WORK REQUIRED
Show the lines below where "お見合いみたい" occurs.

STUDY MATERIAL

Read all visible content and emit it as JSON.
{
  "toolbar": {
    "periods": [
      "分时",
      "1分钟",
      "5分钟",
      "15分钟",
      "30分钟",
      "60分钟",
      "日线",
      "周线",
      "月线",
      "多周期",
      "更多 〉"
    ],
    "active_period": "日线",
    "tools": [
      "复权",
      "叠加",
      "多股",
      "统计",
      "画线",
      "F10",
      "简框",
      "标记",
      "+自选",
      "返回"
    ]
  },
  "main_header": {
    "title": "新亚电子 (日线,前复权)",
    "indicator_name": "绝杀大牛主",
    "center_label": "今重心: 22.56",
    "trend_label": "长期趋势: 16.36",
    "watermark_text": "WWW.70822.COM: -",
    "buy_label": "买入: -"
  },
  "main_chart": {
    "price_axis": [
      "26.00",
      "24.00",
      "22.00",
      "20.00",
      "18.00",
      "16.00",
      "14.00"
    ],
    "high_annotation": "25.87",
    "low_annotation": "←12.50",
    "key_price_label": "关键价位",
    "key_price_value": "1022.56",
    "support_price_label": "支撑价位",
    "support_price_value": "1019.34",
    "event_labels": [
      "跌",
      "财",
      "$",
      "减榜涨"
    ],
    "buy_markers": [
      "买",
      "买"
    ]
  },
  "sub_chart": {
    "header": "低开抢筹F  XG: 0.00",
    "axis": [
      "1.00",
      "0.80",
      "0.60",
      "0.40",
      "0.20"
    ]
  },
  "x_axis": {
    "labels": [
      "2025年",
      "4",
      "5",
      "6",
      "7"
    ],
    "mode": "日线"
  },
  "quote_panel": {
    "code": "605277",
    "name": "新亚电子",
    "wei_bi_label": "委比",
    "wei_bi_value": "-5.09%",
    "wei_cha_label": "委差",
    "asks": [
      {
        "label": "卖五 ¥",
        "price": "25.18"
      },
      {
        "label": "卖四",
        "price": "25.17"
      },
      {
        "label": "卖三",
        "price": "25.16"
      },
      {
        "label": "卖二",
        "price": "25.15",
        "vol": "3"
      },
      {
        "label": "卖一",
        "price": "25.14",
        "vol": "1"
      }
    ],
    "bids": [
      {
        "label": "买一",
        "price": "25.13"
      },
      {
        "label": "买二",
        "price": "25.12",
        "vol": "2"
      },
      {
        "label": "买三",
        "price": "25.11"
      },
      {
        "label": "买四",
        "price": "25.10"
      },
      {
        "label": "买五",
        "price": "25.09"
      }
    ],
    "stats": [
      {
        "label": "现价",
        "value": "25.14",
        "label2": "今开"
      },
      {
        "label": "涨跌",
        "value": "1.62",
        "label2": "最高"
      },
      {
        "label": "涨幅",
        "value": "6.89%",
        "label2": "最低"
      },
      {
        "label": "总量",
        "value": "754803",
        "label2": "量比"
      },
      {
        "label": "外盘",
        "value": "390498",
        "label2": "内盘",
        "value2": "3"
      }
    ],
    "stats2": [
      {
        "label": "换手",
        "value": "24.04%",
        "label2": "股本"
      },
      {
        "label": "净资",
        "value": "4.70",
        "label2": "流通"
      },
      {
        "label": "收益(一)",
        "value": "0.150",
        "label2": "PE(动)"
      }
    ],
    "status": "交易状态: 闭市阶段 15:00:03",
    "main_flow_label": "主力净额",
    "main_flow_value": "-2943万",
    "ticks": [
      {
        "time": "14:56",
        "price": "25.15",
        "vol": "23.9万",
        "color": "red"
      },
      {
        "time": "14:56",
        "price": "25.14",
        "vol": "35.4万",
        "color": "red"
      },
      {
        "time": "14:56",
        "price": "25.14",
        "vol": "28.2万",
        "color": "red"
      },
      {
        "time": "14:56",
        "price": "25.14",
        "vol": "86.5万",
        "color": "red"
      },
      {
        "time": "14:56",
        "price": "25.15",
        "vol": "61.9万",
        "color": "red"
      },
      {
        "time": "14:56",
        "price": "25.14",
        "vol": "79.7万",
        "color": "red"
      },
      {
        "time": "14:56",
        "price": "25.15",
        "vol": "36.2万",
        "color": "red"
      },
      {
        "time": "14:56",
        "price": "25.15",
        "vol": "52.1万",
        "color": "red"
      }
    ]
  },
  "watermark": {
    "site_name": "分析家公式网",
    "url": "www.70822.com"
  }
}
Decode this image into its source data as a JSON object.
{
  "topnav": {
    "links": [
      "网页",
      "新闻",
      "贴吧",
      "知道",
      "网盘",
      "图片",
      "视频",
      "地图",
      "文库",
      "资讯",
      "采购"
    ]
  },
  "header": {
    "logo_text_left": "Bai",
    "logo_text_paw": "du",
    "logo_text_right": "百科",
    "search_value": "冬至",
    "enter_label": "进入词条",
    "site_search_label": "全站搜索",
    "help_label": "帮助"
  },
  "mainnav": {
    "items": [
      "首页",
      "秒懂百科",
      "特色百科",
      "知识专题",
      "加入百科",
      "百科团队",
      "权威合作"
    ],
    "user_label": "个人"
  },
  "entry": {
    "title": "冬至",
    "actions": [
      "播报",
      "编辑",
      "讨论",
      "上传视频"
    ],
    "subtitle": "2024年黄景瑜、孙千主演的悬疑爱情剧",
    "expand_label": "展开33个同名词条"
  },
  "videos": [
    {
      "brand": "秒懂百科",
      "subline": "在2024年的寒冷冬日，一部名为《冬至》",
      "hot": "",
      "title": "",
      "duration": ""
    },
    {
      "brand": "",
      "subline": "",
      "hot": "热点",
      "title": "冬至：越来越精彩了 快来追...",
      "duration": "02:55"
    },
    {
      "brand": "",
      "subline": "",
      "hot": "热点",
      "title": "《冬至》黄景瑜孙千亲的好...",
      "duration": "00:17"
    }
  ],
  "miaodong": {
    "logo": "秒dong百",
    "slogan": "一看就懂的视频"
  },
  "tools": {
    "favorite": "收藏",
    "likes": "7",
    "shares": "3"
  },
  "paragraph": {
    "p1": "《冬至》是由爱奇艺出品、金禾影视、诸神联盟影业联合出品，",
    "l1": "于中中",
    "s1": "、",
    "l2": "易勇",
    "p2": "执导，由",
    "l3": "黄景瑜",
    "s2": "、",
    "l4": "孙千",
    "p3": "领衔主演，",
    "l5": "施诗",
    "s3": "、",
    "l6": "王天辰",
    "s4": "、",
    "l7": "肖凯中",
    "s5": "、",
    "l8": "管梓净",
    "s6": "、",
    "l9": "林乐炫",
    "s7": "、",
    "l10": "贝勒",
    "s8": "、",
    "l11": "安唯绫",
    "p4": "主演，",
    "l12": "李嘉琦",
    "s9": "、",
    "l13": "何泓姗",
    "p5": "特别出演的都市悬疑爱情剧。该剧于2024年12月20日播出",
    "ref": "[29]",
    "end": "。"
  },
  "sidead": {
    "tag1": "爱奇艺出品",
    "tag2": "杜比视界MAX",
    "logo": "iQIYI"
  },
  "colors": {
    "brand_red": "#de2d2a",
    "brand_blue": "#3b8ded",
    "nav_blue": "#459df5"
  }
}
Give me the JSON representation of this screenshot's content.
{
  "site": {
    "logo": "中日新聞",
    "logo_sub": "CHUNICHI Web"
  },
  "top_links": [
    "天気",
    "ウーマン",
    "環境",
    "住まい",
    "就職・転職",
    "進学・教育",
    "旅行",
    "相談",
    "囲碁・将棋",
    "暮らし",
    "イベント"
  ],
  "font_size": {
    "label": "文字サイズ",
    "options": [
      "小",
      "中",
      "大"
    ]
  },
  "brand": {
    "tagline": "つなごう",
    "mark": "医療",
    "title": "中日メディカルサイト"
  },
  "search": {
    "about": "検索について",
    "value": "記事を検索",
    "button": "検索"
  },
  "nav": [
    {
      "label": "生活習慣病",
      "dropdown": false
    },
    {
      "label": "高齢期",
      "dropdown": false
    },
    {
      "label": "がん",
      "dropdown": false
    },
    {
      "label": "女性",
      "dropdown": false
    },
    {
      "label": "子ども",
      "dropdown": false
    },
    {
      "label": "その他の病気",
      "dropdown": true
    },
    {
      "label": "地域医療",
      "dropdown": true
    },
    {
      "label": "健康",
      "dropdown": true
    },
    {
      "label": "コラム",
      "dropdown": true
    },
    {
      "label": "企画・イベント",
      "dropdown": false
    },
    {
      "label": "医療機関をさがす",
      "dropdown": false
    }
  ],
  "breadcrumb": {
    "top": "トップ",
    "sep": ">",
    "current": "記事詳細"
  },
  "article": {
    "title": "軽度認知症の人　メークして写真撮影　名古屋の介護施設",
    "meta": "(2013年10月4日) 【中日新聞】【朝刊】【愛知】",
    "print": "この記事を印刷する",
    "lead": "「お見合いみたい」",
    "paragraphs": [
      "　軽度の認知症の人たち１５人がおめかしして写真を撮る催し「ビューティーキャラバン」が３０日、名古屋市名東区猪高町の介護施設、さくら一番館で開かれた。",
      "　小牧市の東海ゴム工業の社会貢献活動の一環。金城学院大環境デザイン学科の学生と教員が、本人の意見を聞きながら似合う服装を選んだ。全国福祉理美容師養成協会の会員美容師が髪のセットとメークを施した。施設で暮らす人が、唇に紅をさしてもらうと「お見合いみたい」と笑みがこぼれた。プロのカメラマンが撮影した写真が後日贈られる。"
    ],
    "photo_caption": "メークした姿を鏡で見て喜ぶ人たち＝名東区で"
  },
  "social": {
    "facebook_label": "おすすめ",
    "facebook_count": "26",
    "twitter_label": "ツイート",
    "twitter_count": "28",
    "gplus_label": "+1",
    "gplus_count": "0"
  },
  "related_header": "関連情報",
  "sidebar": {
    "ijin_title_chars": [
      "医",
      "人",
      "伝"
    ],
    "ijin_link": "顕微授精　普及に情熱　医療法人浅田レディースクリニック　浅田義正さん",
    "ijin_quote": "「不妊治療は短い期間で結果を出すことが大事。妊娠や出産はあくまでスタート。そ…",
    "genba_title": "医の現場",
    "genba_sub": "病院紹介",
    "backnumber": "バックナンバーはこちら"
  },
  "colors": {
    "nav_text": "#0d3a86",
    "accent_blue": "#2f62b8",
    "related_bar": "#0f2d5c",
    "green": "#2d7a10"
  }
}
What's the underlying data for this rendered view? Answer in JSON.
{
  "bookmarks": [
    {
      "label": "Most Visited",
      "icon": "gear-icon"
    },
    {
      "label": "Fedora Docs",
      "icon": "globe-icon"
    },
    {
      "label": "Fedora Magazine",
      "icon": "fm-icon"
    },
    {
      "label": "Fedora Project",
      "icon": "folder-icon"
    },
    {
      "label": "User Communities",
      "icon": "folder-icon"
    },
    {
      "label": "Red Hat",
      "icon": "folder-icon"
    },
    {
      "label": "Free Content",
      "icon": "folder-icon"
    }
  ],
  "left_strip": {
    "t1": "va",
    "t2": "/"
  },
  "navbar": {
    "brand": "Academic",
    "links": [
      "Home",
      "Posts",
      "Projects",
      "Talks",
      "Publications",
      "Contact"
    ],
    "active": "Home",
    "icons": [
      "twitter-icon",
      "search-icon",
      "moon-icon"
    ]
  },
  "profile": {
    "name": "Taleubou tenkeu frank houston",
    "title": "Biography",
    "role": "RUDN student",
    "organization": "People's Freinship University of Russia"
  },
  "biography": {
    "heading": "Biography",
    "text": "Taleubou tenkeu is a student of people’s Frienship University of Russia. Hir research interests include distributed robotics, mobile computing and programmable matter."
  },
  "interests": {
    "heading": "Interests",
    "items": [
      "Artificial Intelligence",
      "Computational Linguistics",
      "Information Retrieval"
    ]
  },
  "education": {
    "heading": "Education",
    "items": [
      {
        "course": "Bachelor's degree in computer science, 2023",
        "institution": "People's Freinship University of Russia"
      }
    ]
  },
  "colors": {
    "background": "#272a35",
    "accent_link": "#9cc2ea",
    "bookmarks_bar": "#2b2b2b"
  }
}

SOLUTION BELOW
    "lead": "「お見合いみたい」",
      "　小牧市の東海ゴム工業の社会貢献活動の一環。金城学院大環境デザイン学科の学生と教員が、本人の意見を聞きながら似合う服装を選んだ。全国福祉理美容師養成協会の会員美容師が髪のセットとメークを施した。施設で暮らす人が、唇に紅をさしてもらうと「お見合いみたい」と笑みがこぼれた。プロのカメラマンが撮影した写真が後日贈られる。"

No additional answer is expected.